Who mediates the media? The answer is, in almost all cases, the zealots.
Zealots have a long history. You may remember them from the New Testament. Whatever the purpose, there is always zealotry in there somewhere.
Far from history being driven by “the economy, stupid”, as the Marxist zealots insist, it is in fact powered by all manner of zealousness.
Now, there is nothing wrong with some elements of zeal per se. Without enthusiasm there would be no progress, and probably no fun either. But we must distinguish between zealotry and enthusiasm. The latter is harmless, the former has an unbreakable intent.
Since the media — especially television — will not tolerate anyone who is dull or superficially uninteresting, the zealots have a head start in the race to be media performers, and even controllers of the pipes.

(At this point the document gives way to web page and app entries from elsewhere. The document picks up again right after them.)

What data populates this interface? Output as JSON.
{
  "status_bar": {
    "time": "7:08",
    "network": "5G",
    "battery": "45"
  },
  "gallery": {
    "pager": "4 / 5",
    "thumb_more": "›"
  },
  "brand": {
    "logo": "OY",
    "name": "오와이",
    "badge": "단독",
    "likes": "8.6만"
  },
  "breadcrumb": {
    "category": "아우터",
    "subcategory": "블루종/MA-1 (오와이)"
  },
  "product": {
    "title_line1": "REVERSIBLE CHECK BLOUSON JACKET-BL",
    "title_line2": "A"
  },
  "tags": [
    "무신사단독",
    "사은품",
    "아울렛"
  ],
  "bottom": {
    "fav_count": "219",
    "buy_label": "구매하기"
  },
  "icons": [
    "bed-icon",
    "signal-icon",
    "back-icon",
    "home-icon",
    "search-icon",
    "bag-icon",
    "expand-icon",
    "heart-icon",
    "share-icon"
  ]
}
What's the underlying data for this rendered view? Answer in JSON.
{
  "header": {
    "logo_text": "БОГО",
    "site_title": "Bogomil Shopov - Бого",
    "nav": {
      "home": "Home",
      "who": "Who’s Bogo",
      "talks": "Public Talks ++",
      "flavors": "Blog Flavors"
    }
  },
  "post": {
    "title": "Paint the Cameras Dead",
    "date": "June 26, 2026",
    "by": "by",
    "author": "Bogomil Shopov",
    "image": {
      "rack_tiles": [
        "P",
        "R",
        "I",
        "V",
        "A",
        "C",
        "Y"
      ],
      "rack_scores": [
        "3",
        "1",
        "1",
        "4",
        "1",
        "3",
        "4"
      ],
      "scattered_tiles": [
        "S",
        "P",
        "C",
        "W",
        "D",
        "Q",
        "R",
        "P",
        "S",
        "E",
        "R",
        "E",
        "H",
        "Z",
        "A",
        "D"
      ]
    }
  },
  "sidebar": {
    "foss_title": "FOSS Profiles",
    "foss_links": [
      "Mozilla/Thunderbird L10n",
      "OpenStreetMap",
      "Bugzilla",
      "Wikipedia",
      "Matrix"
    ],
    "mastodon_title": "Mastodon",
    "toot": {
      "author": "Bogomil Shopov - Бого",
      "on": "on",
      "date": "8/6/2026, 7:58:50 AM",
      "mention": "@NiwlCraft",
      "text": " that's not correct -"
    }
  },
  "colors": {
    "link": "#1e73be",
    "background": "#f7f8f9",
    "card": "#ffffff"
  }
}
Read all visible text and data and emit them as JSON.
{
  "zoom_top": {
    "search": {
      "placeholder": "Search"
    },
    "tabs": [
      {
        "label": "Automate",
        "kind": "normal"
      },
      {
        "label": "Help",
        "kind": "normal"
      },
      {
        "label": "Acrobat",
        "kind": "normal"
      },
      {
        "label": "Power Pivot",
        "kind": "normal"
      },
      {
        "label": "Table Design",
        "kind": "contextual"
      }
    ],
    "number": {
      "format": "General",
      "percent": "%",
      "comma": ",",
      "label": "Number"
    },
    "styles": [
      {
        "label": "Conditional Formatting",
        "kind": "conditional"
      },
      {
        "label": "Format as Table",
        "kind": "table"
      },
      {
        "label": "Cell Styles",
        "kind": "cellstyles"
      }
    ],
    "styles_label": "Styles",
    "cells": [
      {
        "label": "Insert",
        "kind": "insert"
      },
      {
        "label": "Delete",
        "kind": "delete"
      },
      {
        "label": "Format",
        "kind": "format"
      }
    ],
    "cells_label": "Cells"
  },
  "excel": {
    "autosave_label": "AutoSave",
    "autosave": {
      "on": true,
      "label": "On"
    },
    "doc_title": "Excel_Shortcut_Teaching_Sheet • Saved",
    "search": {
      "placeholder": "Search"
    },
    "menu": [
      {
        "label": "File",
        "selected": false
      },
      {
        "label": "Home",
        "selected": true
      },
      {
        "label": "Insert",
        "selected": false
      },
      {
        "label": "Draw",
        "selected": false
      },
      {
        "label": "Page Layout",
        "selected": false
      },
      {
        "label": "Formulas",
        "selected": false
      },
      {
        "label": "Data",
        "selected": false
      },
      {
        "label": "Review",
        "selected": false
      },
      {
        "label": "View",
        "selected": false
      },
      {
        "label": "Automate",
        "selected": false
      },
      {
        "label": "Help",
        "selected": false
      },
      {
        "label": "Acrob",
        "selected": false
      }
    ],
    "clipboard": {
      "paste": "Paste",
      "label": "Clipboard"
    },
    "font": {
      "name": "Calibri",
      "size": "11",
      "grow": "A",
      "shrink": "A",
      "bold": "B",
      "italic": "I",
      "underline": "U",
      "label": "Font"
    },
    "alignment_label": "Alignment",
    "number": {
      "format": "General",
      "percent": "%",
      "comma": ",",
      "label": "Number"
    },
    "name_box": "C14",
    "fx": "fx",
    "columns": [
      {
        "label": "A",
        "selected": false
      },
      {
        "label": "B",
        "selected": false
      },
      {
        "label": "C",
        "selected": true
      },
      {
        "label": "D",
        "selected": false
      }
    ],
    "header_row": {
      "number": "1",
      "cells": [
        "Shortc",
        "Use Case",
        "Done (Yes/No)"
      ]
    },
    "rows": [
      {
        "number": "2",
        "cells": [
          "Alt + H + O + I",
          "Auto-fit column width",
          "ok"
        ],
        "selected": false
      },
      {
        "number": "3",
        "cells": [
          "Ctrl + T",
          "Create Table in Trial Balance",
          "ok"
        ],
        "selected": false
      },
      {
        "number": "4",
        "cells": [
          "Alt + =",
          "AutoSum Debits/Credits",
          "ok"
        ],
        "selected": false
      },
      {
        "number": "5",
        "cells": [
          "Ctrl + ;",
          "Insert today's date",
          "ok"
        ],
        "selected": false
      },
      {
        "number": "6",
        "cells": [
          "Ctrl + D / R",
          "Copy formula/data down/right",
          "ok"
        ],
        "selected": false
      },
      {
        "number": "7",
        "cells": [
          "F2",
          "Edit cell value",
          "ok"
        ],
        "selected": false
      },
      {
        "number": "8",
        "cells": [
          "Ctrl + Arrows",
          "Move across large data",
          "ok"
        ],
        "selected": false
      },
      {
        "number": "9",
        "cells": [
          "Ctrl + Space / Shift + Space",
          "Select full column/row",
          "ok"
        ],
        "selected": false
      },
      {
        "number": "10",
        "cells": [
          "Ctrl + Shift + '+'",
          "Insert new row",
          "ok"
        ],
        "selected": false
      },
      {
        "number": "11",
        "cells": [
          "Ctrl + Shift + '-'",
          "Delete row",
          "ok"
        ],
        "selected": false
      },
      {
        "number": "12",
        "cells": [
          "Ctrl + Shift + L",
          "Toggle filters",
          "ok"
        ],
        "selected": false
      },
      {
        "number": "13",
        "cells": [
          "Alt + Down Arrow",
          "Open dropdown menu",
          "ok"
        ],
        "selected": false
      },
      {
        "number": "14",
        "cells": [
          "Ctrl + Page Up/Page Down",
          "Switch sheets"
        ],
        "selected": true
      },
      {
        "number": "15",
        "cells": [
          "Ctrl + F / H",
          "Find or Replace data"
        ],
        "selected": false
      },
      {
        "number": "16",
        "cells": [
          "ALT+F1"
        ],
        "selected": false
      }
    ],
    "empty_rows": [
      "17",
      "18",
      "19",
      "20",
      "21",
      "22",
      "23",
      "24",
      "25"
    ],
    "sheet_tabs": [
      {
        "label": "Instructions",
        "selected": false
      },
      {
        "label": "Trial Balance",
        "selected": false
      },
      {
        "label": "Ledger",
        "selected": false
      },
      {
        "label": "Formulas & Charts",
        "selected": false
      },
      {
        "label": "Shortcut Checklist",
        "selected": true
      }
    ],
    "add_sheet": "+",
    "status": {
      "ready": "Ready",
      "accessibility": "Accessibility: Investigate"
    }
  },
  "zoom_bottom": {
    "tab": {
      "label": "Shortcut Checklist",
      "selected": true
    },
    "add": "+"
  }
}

That brings us on to what a zealot does and why zealotry is bad for us.
The present zealotry can be summed up in a few words and phrases: “BBC”, “European Union”, “New Labour”, “carbon footprint”, “green”, “climate change”. Even religion has become the possession of zealots the world over.
Zealots rule. They mediate us from their positions in the media, religion, politics, education and much of current discourse.
If we refuse to follow their harsh prescriptions, they have ways of subtly ostracizing us from society, with weasel words like “right wing”, “eccentric” (once a noble estate in England), “Extremist”, “not one of us”.
In the age of an overwhelmingly powerful media, especially the BBC, we must learn to mediate ourselves or become slaves of the new zealotry.
The “Anarchy” was a period in the Middle Ages when the throne was bitterly contested by the Empress Matilda and her relative, Stephen of Blois — often cited as the “worst Monarch in English history.”
The long conflict between 1135 and 1153 originated in a crisis of succession at the end of the reign of Henry I, when the King’s only legitimate son died. Both Stephen and Matilda held the crown before being toppled in bloody fighting.
The long, bitter civil war of attrition between the forces of the two rivals laid waste the countryside and forced most of the population into grinding poverty. For a vivid description of “the Anarchy”, the Cadfael books give an excellent account of the period, as good fiction often does.
Why is this relevant now? Because ultra-wet David Cameron has given in to Nick Clegg over the Act of Succession. If William and Kate’s first child is a girl, she will become Queen.
Most of Clegg’s grandiose projects eventually unravel, so it’s no surprise that this one is already. Mini civil wars are breaking out in country houses across Britain where the eldest child is a girl. They are demanding that they should inherit the family fortune ahead of their younger brothers, overturning centuries of law.
It will not end well. There will be blood spilt over the profiteroles.
Dave’s impetuous nature and his unthinking attempts at appeasing Nick Clegg even though he has nowhere else to go, will lead to a host of consequences, conflicts and complications that are unpredictable.
It might not be quite as bad as the Stephen/Matilda Anarchy, but my guess is that in retirement he will cite this decision as the worst he made in office.
Profundities of the week
War does not determine who is right — only who is left.
The world has achieved brilliance without wisdom, power without conscience. Ours is a world of nuclear giants and ethical infants. We know more about war than we know about peace, more about killing than we know about living.
General Omar Bradley
… who is the author of The Eternal Quest for Immortality: Is it staring you in the face? Available from Amazon and all good booksellers.
Coming soon: Mystology: A different way of looking at the world. Also a website, mystology.com.